And then, as if to prove the point, it began to snow. As we drove east out of Casper we both tried to ignore the snowflakes stealthily infiltrating the ranks of raindrops. Over the next two hours our progress was measured in tens rather than hundreds of miles. The snow got heavier until we were experiencing a mini-blizzard. Three to four inches of snow accumulated, with larger drifts accumulating around the snow fences, and visibility was down to 100 yards at times.

When we turned south toward Cheyenne, the snow stopped as if on command. We needed sustenance after the snowstorm, so we stopped at Wendy’s, where we encountered a Texan in the parking lot. The first thing we noticed was his twang. The first thing he noticed was the car.

“Is that the model with the rotary engine?”

“Sure is.”

His boot heels rang against the asphalt as he walked beside us. “That’s a nice car. My buddy down in Dallas used to have one. Couldn’t get it serviced. No one worked on the rotary engine. Had to give it up. Shame, too. It was a nice car.”

We smiled our way across the parking lot, but once inside the restaurant we let the conversation die. We just went quiet. He let us join the line ahead of him, and we gradually turned our backs to him and started analyzing the menu. We could have asked what he was doing in Colorado, whether he lived in Dallas, anything, but we didn’t. Britain has infected our social mores. You don’t probe, don’t ask questions; you passively receive information and once it stops being freely and gratuitously offered, the interaction is over. The only acceptable way to keep a conversation alive with a stranger is to discuss the weather in grim, soul-crushing detail. The first step in re-learning American turns out to be re-learning how to connect with strangers.

The next step is re-learning how to speak American. We always forget how much our speech patterns have changed. For the most part our accents are as they ever were; that will never change. But speaking to Americans in America, we still use Scottish lingo. So Matt tells a confused Shell station attendant that he was “phaffing about” with something; Alissa says weekend with the emphasis on the second syllable. This morning Alissa was queuing at Starbucks when she gave Matt a fiver to pay while she went to the loo. No she wasn’t. She was standing in line at Starbucks when she gave Matt five bucks to pay while she went to the restroom. The little differences are endless.

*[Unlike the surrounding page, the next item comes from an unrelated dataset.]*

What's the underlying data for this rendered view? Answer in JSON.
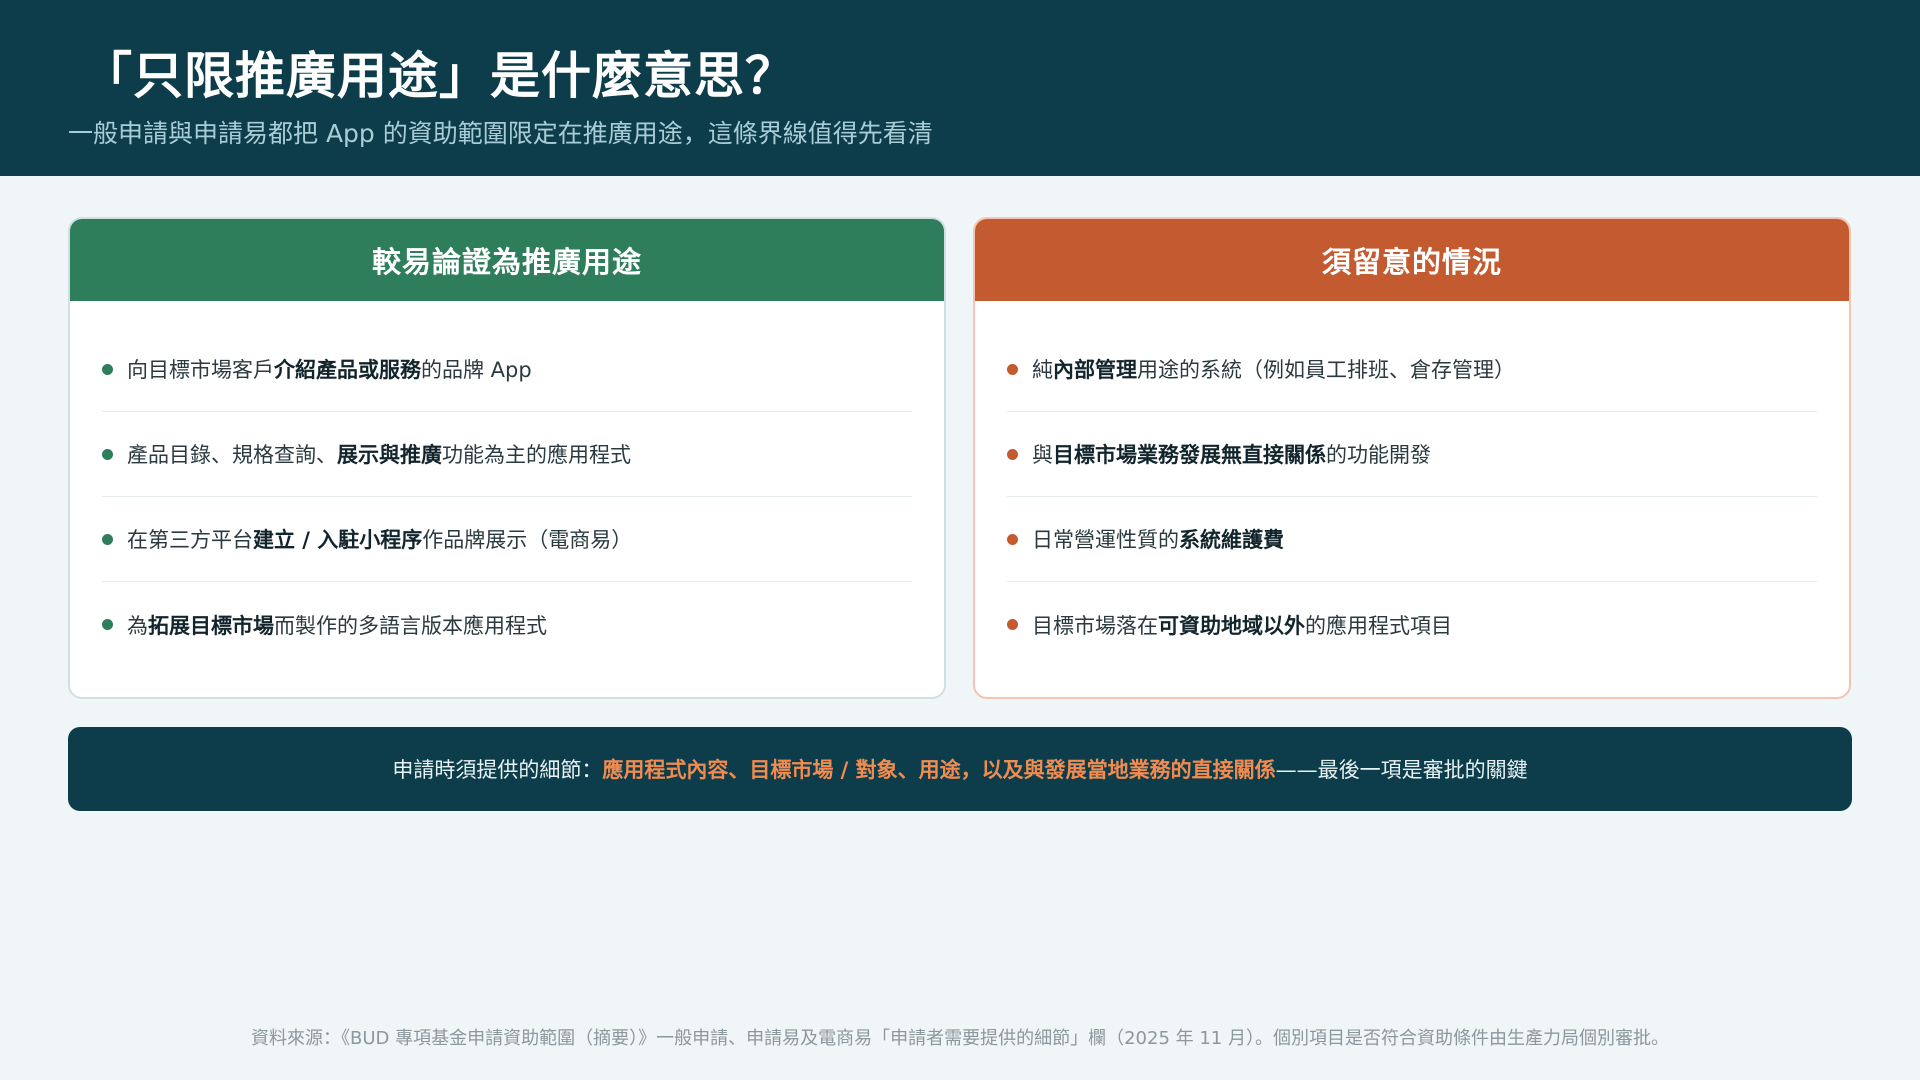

And we have definitely adopted a British speech volume. No one in America can hear what we say. Alissa asked for a chai latte at a perfectly normal British conversational volume, and the woman at the till (Wait, it’s not a till, it’s a cash register) shouted back, “A what kinda latte?” Yesterday Matt was speaking to the cashier at the supermarket and she kept interrupting him mid-sentence and talking over him. At the time we thought she was just being rude, but now we get it: she couldn’t hear him.

One thing you notice as an American abroad is how loud we are. Maybe it’s something to do with that friendly openness we’re famous for. Maybe it’s something to do with (over)confidence ,the idea that what we have to say is something everybody within earshot really needs to hear. Maybe it’s just that our voices have to carry across America’s wide-open spaces. But apparently it affects our hearing too.

We’re not only going to have to re-learn words and expressions, we’re going to have to re-learn volume.